Schools in Logan will join Cache County in a full-day schedule, minus 45 minutes each day, starting Monday.
In the Board of Education’s meeting on Tuesday, Superintendent Frank Schofield recommended the move due to the low number of COVID-19 cases in the county and cited success with a similar schedule in Cache County School District. The seven-day rolling total in the county is 13 cases, with a positivity rate of 7%.
“Our students and staff have done an outstanding job adjusting to the realities of COVID-19,” he said. “Our schools and our community infection rates suggest that the things that we’re doing as a community are helping. They are making a difference and they are working to decrease the spread of COVID-19.”
Comments on the options for the remainder of the school year from parents, staff and students ranged from “from one end of the spectrum to the other and everywhere in between,” Schofield said, but according to data from a survey sent out in the district, more than 80% of respondents approved of the process to determine when to move to more traditional schedule.
Speaking as both an educator and president of the Logan Education Association, Jessica Zsiray expressed gratitude for the “great detail and concern” put into the district’s reopening plans.
“I do want to express support for an increase in all of our other safety measures and not a relaxation of other protocols beyond distancing,” she said, “as we are increasing the risk for both staff and students by having more people in a room for longer periods of time.”
The desire for maximum safety is conflicted, she said, because despite the challenges, every teacher wants to be in front of a full classroom. Lynne Bryner Ballif, a music teacher in the district who watched the meeting on Facebook, agreed.
“Nothing will ever be perfect, ever,” she wrote online. “So go forward.”
Boardmember Larry Williams acknowledged the higher risk coming with a move to full-day instruction and said an increased focus on safety measures needs to be maintained to prevent spreading the virus and related school closures.
“As a former educator, online learning is not the ideal way to deliver instruction,” he said. “We were forced by COVID last spring to jump into online curriculum, online learning. … I can tell you from experience that we can’t ask a teacher to duplicate online exactly what they’re doing in the classroom. It doesn’t happen that way.”
The concern was echoed by boardmember Frank Stewart, who said “‘What’s going to change?’ may seem like a simplistic question if we go back to full time, but ‘What’s going to stay the same?’ I think is just as critical, or ‘How are we going to increase safety in the classroom?’”
Other than teachers no longer supervising lunch and the number of students in the school at any given time, according to Schofield, not much will change.
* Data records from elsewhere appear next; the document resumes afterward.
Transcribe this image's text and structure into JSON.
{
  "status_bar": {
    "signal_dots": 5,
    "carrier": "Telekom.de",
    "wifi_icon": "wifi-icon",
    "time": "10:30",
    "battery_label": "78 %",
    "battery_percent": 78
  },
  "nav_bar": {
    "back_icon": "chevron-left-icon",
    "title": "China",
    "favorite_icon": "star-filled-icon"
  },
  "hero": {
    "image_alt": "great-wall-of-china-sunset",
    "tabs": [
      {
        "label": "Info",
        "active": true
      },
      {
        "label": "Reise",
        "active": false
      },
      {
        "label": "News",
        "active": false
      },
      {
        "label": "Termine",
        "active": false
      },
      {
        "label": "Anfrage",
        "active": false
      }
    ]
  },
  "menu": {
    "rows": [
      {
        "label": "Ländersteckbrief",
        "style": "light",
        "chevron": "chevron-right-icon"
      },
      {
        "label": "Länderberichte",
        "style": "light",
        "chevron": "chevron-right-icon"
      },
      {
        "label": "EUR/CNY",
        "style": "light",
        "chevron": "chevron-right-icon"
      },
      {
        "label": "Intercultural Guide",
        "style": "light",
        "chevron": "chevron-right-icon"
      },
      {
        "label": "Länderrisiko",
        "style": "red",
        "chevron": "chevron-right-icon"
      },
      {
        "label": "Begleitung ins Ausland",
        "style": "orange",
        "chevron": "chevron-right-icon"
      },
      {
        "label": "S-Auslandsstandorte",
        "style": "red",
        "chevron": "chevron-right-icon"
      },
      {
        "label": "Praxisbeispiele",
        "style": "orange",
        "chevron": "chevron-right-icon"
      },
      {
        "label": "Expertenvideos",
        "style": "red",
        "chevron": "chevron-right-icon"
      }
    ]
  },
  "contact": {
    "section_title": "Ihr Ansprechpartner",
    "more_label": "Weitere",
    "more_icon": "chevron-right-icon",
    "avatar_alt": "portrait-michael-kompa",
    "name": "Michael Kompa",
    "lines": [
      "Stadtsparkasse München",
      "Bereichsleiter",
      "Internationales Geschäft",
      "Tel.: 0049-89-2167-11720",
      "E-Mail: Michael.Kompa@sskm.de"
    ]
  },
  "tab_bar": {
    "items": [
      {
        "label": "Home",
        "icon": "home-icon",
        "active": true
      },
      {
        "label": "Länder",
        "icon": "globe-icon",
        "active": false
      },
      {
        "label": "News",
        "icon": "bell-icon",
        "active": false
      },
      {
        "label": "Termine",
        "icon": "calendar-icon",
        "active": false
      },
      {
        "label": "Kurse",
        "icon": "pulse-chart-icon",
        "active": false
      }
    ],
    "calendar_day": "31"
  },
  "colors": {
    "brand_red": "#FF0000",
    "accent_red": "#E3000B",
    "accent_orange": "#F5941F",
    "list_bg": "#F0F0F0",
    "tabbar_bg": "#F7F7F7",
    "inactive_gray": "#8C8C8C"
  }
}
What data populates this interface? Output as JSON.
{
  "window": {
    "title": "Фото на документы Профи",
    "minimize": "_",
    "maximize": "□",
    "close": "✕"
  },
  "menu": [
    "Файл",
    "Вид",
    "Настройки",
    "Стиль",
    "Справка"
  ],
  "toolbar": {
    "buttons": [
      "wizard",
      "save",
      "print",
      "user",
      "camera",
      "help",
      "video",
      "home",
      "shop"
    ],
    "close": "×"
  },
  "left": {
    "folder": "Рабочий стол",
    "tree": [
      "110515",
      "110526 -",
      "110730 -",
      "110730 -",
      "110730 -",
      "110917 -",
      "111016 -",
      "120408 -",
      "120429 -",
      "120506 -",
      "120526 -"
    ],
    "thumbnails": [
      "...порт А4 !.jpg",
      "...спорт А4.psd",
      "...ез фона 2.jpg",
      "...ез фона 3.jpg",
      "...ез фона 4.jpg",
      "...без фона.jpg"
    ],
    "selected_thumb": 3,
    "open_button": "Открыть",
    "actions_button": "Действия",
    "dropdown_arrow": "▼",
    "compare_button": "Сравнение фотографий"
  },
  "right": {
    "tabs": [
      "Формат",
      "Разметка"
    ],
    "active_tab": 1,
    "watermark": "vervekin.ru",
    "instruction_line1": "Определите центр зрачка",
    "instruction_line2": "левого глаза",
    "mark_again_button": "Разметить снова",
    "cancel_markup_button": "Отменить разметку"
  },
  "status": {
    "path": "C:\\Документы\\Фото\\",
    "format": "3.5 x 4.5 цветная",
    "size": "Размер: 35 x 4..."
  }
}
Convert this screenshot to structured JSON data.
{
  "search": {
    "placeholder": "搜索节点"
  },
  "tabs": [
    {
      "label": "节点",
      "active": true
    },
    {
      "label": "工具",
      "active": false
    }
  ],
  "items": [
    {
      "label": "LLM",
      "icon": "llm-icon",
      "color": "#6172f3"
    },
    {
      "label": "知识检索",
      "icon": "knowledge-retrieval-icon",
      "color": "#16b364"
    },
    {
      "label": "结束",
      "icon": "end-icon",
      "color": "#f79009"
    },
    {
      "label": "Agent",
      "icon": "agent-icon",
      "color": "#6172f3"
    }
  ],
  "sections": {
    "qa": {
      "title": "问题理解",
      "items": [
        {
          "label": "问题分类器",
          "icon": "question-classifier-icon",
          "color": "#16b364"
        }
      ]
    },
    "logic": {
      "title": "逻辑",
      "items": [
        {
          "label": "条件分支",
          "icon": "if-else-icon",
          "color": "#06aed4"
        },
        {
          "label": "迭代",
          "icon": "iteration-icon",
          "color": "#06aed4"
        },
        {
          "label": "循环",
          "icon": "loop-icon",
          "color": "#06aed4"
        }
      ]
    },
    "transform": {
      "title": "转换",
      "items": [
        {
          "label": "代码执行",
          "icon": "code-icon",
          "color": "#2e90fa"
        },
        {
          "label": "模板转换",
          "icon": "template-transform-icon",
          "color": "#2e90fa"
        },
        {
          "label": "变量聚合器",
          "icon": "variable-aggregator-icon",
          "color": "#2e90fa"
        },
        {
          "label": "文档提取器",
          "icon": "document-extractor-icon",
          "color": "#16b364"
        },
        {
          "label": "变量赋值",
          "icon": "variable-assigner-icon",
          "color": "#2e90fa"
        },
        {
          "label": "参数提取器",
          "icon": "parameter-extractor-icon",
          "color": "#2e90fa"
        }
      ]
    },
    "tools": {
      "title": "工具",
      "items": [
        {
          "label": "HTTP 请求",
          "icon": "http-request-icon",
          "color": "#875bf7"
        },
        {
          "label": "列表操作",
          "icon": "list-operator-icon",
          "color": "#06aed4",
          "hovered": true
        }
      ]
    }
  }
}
While schools’ square footage makes social distancing difficult, he said there will not be a relaxation in terms of mask wearing, hygiene or cleaning protocols.
Boardmember Kristie Cooley asked whether continuing the soft opening’s half-day schedule or a hybrid A/B schedule would be alternatives to moving to a full-day schedule.
Schofield countered both saying it wasn’t cost-effective to continue, with the buses running twice a day versus once, and Board President Ann Geary reiterated the importance of daily face-to-face contact as the ideal.
“I have been told for the last I don’t know how many years that the most important thing in a child’s life is a quality educator in their classroom,” she said. “And that face-to-face learning changes lives and truly accomplishes our mission to ensure our students leave our schools ready to create a positive future for themselves and their community. I know a lot of children suffered because we were not in school last year.”
The new schedule for students not enrolled in LCSD online will have no late start on Wednesday, and just like Cache County’s schedule, the 45 minutes after students leave at the end of the day will be reserved for teachers to complete additional tasks related to online learning and being available to help students at home.
The board unanimously voted in favor of the plan and determined that if a school needs to close due to 15 or more cases of COVID-19 infection in a two-week period, per state guidelines, an emergency board meeting will be called to determine whether a school needs to adopt a hybrid reopening plan after quarantine.
Schofield’s recommendation was that if a hybrid plan was deemed necessary, the board should consider not extending the plan to kindergarten and first-grade classes.
“Those students can’t self-teach to read,” Schofield said. “If we go to a pure hybrid schedule with first graders, we are saying that students will only have two days of school a week … unless they have someone sitting with them, side by side doing early literacy activities, they will not develop the early literacy skills that they need.”
If a school needs to quarantine, Schofield recommended the hybrid schedule be enforced through the end of the semester to avoid schedules constantly bouncing back and forth from quarantine to full-day throughout the year.
More information on the district’s schedule can be found on its Facebook page or www.loganschools.org.